::: EXTRACTED ENTRIES :::
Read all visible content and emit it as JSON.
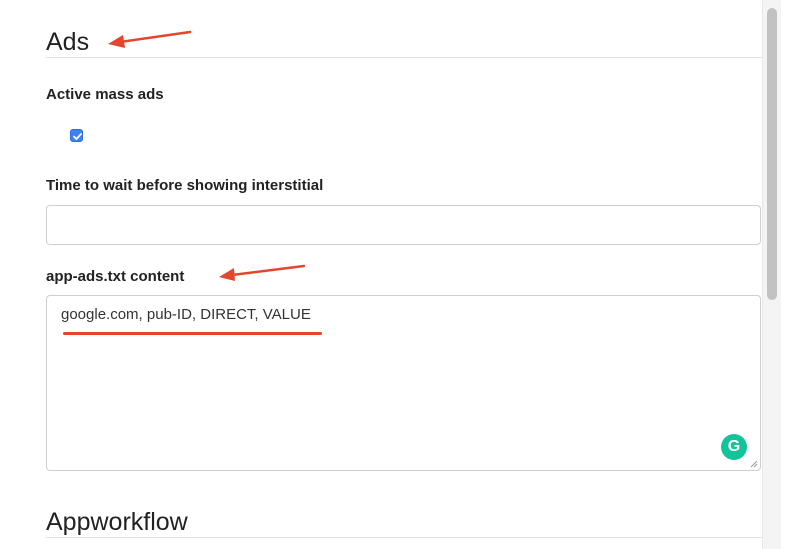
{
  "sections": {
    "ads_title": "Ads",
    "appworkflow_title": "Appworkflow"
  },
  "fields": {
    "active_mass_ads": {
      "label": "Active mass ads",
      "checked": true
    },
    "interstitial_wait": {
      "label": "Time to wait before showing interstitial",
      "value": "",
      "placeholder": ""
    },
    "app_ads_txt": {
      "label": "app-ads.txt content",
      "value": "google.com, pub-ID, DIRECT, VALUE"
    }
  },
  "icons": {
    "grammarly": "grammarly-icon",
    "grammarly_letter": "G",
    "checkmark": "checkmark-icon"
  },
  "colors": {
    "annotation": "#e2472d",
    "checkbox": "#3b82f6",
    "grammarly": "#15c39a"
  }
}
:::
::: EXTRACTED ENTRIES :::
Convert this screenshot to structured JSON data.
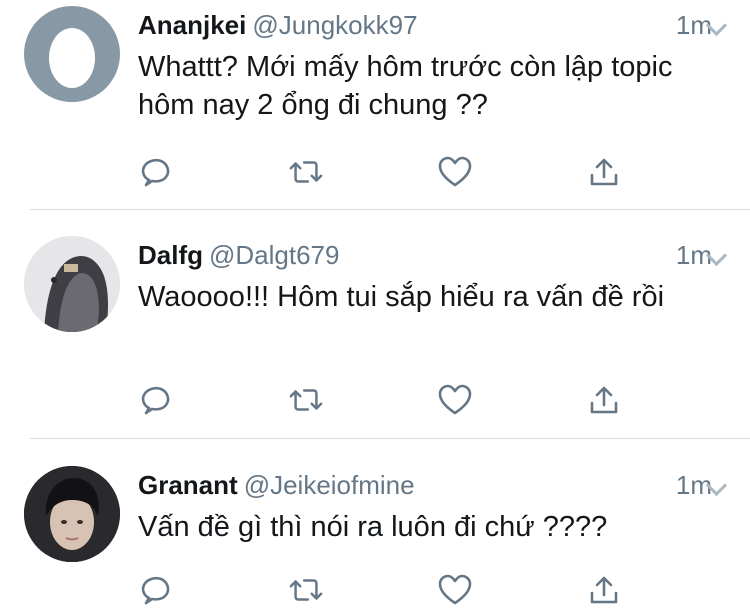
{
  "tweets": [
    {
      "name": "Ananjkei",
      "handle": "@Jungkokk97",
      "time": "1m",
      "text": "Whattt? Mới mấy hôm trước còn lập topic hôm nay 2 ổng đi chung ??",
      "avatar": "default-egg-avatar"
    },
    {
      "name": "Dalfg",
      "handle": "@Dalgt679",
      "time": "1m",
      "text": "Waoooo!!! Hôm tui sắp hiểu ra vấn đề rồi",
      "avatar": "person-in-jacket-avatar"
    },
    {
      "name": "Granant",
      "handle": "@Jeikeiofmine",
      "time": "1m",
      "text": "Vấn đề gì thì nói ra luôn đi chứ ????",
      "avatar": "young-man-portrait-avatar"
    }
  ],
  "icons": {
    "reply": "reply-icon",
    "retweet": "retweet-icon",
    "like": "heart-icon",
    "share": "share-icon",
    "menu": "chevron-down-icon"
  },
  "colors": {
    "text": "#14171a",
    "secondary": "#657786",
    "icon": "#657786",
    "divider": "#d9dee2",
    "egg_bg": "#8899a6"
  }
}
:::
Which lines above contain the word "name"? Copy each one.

» **OUTPUT OF THE TASK**:
      "name": "Ananjkei",
      "name": "Dalfg",
      "name": "Granant",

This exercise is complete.